On November 17, 2006, Kroger had an MRI taken pursuant to Dr. Herber's orders. AR 265. The MRI showed "a small central disc protrusion" at L5-S1, "which does not appear to have mass-effect on the thecal sac of S1 nerve roots." AR 265. Kroger had "T2 hyperintensity in the dorsal annulus consistent with degenerative annual tear," and a "broad-based right foraminal to lateral disc protrusion" at L4-L5, which contacted the extraforminal right L4 nerve root. AR 265. The MRI at L3-4 was unremarkable. AR 265. At L2-3, the MRI showed a "broad-based small central disc protrusion which mildly indents the ventral thecal sac." AR 265. The impression was that Kroger suffered from "multilevel degenerative disc disease and disc herniations[.]" AR 165.

Kroger received an epdiural steroid injection from Dr. Herber on November 21, 2006, AR 267, but it did not relieve her pain. AR 501. On December 15, 2006, Dr. Herber referred Kroger to surgeon Dr. Wilson Asfora, M.D. AR 267.

During a January 24, 2007, appointment, Dr. Asfora noted that Kroger's back pain fluctuates, but she always experiences some level of persistent pain in her lower back and lower extremities. AR 262. Kroger also reported issues with "some incontinence." AR 262. Dr. Asfora noted that Kroger's gait was normal, but she had "tenderness to pressure in the midline in the midlumbar region." AR 263. Dr. Asfora opined that Kroger would not be a surgical candidate because of multilevel disc involvement and a history of smoking. AR 281.

On March 29, 2007, Dr. Lori Krome, who appears to be Kroger's family physician, referred Kroger to Dr. Jonathan Stone, M.D., at Avera Rehabilitation Associates. AR 281. Dr. Stone noted that Kroger's chiropractic treatments and epidural injections did not help with the pain. AR 281. Dr. Stone opined that Kroger's back pain was "mostly discogenic and probably from the annular tear that was noted on [the] MRI." AR 283. He prescribed physical therapy exercises to strengthen her core muscles. AR 283.

Physical therapist Decker saw Kroger on April 2, 2007. AR 290. Kroger did some stretches and one set of weight lifting exercises. AR 290. Decker ordered a plan of care for two to three days a week for four weeks. AR 290. Kroger attempted to do weight lifting exercises and walk on a treadmill, but she did not tolerate active physical therapy well and, thus, mostly received ultrasound, massage, and moist heat therapies.

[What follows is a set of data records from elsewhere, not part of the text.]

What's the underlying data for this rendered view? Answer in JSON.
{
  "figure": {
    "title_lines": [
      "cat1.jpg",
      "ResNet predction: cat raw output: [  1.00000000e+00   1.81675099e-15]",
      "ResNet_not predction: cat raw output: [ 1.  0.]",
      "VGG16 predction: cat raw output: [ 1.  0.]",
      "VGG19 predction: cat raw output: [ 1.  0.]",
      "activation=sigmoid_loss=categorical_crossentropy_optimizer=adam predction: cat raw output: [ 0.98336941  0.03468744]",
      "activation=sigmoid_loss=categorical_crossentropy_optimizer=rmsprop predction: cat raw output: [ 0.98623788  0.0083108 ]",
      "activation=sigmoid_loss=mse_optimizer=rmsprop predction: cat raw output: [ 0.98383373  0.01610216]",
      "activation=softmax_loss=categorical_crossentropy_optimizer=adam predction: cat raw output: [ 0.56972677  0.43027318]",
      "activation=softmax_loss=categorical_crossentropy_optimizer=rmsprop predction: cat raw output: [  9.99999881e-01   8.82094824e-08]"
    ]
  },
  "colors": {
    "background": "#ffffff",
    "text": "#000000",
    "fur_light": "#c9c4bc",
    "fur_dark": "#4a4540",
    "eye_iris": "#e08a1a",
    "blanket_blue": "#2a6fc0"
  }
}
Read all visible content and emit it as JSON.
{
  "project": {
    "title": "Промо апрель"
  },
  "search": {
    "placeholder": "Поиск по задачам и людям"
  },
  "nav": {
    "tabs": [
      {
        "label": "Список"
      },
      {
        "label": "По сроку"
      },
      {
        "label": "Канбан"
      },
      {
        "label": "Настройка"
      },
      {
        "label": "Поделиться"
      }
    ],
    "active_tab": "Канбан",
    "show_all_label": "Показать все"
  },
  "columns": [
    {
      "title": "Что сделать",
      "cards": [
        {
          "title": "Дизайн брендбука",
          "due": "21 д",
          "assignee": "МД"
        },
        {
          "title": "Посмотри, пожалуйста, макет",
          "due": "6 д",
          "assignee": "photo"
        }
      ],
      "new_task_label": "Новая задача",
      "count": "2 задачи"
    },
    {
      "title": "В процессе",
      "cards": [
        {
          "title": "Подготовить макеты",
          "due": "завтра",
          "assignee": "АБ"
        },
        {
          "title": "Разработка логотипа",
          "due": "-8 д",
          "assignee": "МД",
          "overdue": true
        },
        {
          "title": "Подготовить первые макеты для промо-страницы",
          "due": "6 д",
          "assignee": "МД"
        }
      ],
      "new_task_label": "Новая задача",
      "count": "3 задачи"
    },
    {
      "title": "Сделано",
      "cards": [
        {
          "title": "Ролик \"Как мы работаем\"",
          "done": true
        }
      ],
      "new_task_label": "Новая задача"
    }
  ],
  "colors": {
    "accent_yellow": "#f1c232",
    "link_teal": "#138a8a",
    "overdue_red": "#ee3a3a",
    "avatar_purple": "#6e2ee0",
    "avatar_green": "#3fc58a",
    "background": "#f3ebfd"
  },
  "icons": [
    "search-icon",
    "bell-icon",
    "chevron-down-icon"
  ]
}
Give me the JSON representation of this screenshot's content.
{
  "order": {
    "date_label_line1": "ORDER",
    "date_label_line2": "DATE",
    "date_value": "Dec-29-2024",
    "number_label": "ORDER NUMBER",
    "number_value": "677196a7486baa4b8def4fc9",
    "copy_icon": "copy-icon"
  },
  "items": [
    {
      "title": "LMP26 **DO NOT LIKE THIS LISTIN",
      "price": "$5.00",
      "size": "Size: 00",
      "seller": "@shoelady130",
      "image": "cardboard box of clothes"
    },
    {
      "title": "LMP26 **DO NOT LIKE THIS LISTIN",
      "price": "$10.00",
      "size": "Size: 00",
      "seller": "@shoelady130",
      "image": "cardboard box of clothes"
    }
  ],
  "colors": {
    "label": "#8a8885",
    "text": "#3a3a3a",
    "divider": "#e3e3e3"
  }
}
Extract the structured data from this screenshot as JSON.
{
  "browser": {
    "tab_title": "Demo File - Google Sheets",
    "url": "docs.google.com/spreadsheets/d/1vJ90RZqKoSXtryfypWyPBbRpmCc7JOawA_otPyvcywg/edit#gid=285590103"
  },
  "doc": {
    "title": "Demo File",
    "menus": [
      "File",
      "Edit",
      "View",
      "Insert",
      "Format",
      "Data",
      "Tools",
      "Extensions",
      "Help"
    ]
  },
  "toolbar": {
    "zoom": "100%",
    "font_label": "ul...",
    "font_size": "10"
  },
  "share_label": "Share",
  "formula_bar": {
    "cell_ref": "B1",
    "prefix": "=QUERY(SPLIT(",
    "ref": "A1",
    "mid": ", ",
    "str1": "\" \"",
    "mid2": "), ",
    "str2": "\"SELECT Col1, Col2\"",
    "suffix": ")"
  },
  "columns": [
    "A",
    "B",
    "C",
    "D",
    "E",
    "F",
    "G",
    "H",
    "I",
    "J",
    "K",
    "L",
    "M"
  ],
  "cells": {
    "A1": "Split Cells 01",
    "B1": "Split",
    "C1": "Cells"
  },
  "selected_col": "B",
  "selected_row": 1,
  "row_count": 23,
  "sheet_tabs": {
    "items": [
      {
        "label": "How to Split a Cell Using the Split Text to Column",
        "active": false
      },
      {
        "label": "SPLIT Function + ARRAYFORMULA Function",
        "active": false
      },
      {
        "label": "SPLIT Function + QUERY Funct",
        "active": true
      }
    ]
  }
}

AR 290-91.

Dr. Stone saw Kroger on April 23, 2007, to assess her treatment plan. AR 279. He noted that she had moderate to severe limitations in her lumbar range of motion, and that extensions and rotations increased her pain. AR 279. He noted that Kroger was "not tolerating much of the active therapy and only some passive modalities" in her physical therapy program. AR 280. He prescribed a Medrol ...

Buy This Entire Record For $7.95

Download the entire decision to receive the complete text, official citation,
docket number, dissents and concurrences, and footnotes for this case.

Learn more about what you receive with purchase of this case.